It’s hard to think of a modern-day bowler who has exuded such adaptability in varied conditions as Jasprit Bumrah, one of the main reasons he has been so effective in every overseas tour. Here’s how he has adapted, used different tools and reaped the dividends.
Yorkers vs Australia (2nd spell, first innings, Melbourne)
The MCG strip, if a little inconsistent with bounce, was bland. There was negligible lateral movement, bounce or trampolining carry. So Bumrah shifted to short-form mode, pelting yorkers, bowling fuller at stumps, extracting reverse swing, ratcheting up pace and slipping in the odd slower ball, changing the angles and release points. The plan, clearly, was to nail them in front of the wicket or rattle their stumps, and the concoction of reverse swing, raw speed and variations unnerved the Australians.Apart from the wicket of Marcus Harris and Josh Hazlewood, the rest were accrued from yorker/full-length deliveries. None so memorable than the slower-ball yorker to Shaun Marsh.
Back-of-a-length balls vs Australia, (second innings, Adelaide)
At least on the first few days, there was sufficient carry and bounce for the seamers. So he hit the deck hard, made the ball jump and seam both ways, making life incredibly difficult of the left-hand-heavy Australian batting line-up. He would ruffle them with the ball that goes with the angle, before he rips the one that shapes a little away, catching the batsmen unawares. The wicket of Shaun Marsh was a classic instance, setting him up with a spate of incoming deliveries before making one shade marginally away. But the movement was so late that Marsh couldn’t withdraw his bat in time. His ability to move the ball off the seam both ways has confounded several Australian batsmen. Not that they’re used to it, but he does so at supreme pace.
Full, fuller, fullest vs England (second innings, Nottingham)
There was just enough juice in the surface, but he maximised it with clever bowling, predominantly probing a fuller length, striving for out-swing, before making one bend back precociously. It’s an obvious, old-fashioned trap, but still confuses most batsman. Jos Buttler was one of them, and he was batting on 106, before he left an in-swinger that cannoned onto his pads. Then the next ball, he had Buttler poking at one that swung away marginally, thus setting up memorable victory.
As short as it gets vs Australia (first spell, first innings, Melbourne)

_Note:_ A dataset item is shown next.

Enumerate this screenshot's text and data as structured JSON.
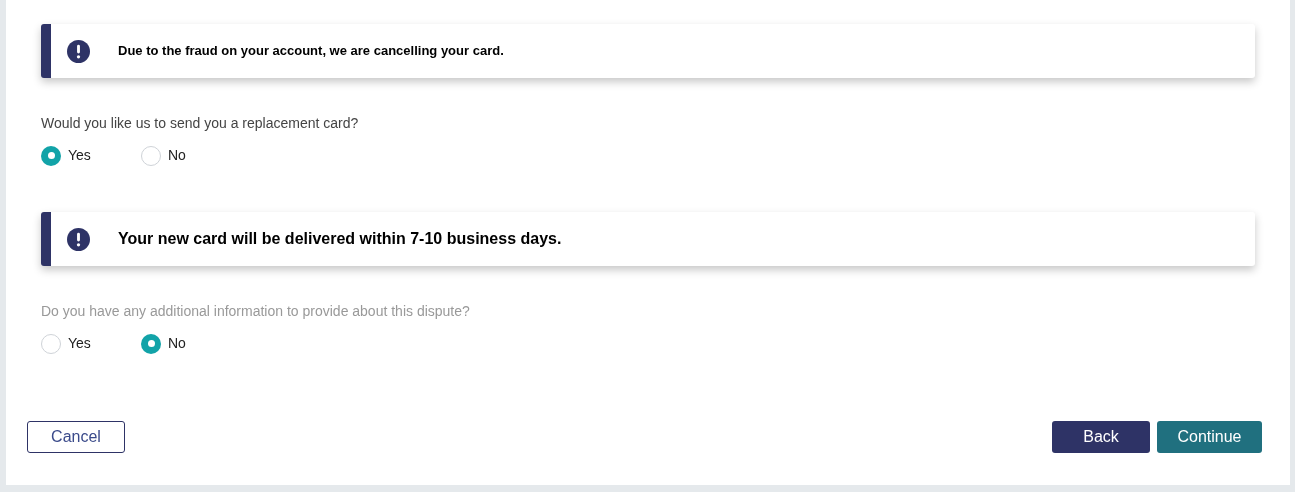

Taking a cue from the Australians, Bumrah began bowling the short-ball first-up. Though, traditionally, Australians are good cutters and pullers, the inconsistent bounce made the horizontal shot bats risky. Marcus Harris learnt it shortly, the first bouncer was at his mid-riff, but the second was neck high and he instinctively hooked, but Bumrah suffocated him for room. Though he got the chunk of the blade, it didn’t have enough elevation to beat Ishant Sharma at fine-leg. There was another memorable bouncer than consumed England’s Chris Woakes at Trent Bridge.